Prior to this work, one could consider all of Stapledon's prior works to be the same vision of the future. "Darkness and the Light" doesn't fit as easily with his other works, largely because Stapledon's predictions in "Last and First Men" were already far off the mark. However, predictions are not the main purpose of Stapledon's works, and if one sets aside that aspect, this could be viewed as a more detailed look at the First Men. That being said, the decision on whether or not to fit this book in with his previous works is one which is left to the reader, as this book can easily stand on its own as far as its content is concerned. Written in the darkest days of World War II, this book focuses on the concept of the Darkness and the Light, and a decision point in the future of which path the human race will take resulting from a Tibetan Renaissance which will take place. If it is successful, humanity moves towards the Light, but if it fails then humanity heads towards Darkness.
The book is divided into three sections. The first is titled "Crisis" and deals with the history (or future as it actually is) leading up to the Tibetan crossroads. This section covers the rise and fall of several world powers, culminating in one power led by Russia, and the other led by China. Between the two comes the rise of tiny Tibet with its Renaissance and its movement towards the Light, its presence causes a massive impact on both of the large empires which now must deal with this new threat to their corrupt way of life.

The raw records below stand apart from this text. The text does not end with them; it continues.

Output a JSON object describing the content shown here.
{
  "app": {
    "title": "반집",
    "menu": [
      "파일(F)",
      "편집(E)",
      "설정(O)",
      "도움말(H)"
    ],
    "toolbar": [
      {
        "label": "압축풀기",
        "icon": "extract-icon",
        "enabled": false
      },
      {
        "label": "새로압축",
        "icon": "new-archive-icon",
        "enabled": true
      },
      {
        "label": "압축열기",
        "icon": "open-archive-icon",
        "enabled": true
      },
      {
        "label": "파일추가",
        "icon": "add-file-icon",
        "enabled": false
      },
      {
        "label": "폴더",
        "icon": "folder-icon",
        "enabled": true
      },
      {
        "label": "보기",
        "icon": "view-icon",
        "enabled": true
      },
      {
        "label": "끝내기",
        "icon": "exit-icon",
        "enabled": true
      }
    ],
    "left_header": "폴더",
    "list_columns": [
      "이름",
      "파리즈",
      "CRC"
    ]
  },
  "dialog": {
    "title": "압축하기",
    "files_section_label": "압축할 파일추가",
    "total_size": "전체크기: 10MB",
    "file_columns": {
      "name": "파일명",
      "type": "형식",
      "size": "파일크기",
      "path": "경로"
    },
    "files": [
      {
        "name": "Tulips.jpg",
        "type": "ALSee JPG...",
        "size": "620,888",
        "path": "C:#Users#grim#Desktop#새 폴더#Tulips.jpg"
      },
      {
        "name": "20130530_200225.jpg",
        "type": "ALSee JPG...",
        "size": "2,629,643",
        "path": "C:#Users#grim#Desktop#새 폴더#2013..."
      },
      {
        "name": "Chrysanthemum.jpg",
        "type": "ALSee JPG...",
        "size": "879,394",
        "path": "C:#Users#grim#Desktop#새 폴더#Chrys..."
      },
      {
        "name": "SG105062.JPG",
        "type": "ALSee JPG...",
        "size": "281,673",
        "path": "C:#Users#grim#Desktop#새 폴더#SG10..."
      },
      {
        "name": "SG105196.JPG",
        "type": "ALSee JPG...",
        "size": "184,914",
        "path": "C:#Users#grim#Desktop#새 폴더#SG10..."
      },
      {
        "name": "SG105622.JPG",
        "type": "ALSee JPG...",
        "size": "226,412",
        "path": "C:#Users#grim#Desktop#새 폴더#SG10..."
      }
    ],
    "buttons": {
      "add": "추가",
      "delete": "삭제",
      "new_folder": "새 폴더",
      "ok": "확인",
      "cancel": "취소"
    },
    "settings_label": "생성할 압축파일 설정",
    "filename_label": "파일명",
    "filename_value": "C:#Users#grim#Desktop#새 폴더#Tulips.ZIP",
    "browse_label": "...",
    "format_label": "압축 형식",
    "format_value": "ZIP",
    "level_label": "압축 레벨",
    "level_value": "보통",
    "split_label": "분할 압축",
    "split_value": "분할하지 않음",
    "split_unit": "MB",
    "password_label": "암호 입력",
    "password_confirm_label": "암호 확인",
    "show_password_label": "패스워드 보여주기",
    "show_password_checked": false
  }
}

Section two is titled "Darkness" and it deals with the future history which occurs if the Tibet Renaissance fails. Stapledon details the creation of a world empire, followed by the total collapse of civilization through its various phases. He continues on to the end of Man which results from the world taking this particular path. This is a bleak future, one without hope and it results in the extinction of man and ultimately the destruction of Earth. This future is much shorter for Man than the future which results from the other path. There is a brief period in which a single world government is created, but it is only able to last a relatively short period before the collapse.
The third and final section is "The Light". In this section Stapledon details the future history if the Tibet Renaissance succeeds. Unlike the "Darkness" future which holds out little positive, the success of the Tibet Renaissance does not result in a future which is completely "Light". The survival of Tibet still leaves the two other empires in place, and there ensues a long struggle before the world unites, and even then there is a period where regional demands force difficult compromises upon the rest of the world. There are additional challenges even when the world appears to unite, as discoveries about the nature of the universe reveal.
There is no section to sum up these two futures; they are merely presented as two paths which humanity might take, and only humanity can decide which one it will take. Taken literally that decision is also a long way in the future, but one can and should think about this work and the period in which it was written. There are clear parallels to the situation faced by Stapledon's England at the time this was written. This aspect of the book is significant, and I think it is often lost on readers today. Even when factoring that aspect in, this book falls short of Stapledon's "Last Men in London" and "Star Maker" which have a similar style of narrative, but it does make the reading of this work more interesting and less like a reworking of the first part of "Last and First Men".